Your task is to output all the records below, word for word.

Element data from apps and pages:
- - - -

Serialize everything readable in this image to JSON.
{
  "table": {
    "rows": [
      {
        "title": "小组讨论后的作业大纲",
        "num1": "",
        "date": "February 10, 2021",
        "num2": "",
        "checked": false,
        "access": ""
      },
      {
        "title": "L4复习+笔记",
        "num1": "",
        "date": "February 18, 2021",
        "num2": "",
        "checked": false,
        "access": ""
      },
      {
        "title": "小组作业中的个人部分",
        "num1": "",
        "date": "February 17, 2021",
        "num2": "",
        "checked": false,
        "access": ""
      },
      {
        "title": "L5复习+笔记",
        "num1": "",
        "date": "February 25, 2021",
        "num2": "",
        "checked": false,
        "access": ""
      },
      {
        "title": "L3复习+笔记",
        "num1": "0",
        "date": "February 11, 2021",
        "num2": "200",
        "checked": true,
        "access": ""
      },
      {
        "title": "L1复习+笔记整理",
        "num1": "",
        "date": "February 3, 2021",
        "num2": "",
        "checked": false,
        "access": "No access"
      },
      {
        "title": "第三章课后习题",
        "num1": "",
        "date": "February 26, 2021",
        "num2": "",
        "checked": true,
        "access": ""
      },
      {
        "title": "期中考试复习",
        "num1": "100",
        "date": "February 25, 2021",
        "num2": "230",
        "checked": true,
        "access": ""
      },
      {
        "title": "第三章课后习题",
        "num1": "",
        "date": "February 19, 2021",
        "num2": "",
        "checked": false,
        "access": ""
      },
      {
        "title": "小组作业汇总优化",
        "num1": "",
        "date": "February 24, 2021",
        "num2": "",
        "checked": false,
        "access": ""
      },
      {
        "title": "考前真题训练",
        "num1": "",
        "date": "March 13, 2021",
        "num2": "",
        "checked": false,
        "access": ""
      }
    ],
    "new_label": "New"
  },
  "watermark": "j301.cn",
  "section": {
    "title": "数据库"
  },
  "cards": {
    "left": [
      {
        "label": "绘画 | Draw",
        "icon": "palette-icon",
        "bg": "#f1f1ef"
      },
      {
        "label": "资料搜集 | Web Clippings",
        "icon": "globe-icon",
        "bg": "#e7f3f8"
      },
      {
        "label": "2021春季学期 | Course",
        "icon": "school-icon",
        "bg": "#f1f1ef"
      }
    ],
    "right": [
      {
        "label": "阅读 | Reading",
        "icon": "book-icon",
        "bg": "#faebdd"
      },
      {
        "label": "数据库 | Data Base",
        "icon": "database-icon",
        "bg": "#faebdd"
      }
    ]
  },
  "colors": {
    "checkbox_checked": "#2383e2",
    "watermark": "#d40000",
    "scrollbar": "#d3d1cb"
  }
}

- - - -

Response below
Serialize everything readable in this image to JSON.
{
  "table": {
    "rows": [
      {
        "title": "小组讨论后的作业大纲",
        "num1": "",
        "date": "February 10, 2021",
        "num2": "",
        "checked": false,
        "access": ""
      },
      {
        "title": "L4复习+笔记",
        "num1": "",
        "date": "February 18, 2021",
        "num2": "",
        "checked": false,
        "access": ""
      },
      {
        "title": "小组作业中的个人部分",
        "num1": "",
        "date": "February 17, 2021",
        "num2": "",
        "checked": false,
        "access": ""
      },
      {
        "title": "L5复习+笔记",
        "num1": "",
        "date": "February 25, 2021",
        "num2": "",
        "checked": false,
        "access": ""
      },
      {
        "title": "L3复习+笔记",
        "num1": "0",
        "date": "February 11, 2021",
        "num2": "200",
        "checked": true,
        "access": ""
      },
      {
        "title": "L1复习+笔记整理",
        "num1": "",
        "date": "February 3, 2021",
        "num2": "",
        "checked": false,
        "access": "No access"
      },
      {
        "title": "第三章课后习题",
        "num1": "",
        "date": "February 26, 2021",
        "num2": "",
        "checked": true,
        "access": ""
      },
      {
        "title": "期中考试复习",
        "num1": "100",
        "date": "February 25, 2021",
        "num2": "230",
        "checked": true,
        "access": ""
      },
      {
        "title": "第三章课后习题",
        "num1": "",
        "date": "February 19, 2021",
        "num2": "",
        "checked": false,
        "access": ""
      },
      {
        "title": "小组作业汇总优化",
        "num1": "",
        "date": "February 24, 2021",
        "num2": "",
        "checked": false,
        "access": ""
      },
      {
        "title": "考前真题训练",
        "num1": "",
        "date": "March 13, 2021",
        "num2": "",
        "checked": false,
        "access": ""
      }
    ],
    "new_label": "New"
  },
  "watermark": "j301.cn",
  "section": {
    "title": "数据库"
  },
  "cards": {
    "left": [
      {
        "label": "绘画 | Draw",
        "icon": "palette-icon",
        "bg": "#f1f1ef"
      },
      {
        "label": "资料搜集 | Web Clippings",
        "icon": "globe-icon",
        "bg": "#e7f3f8"
      },
      {
        "label": "2021春季学期 | Course",
        "icon": "school-icon",
        "bg": "#f1f1ef"
      }
    ],
    "right": [
      {
        "label": "阅读 | Reading",
        "icon": "book-icon",
        "bg": "#faebdd"
      },
      {
        "label": "数据库 | Data Base",
        "icon": "database-icon",
        "bg": "#faebdd"
      }
    ]
  },
  "colors": {
    "checkbox_checked": "#2383e2",
    "watermark": "#d40000",
    "scrollbar": "#d3d1cb"
  }
}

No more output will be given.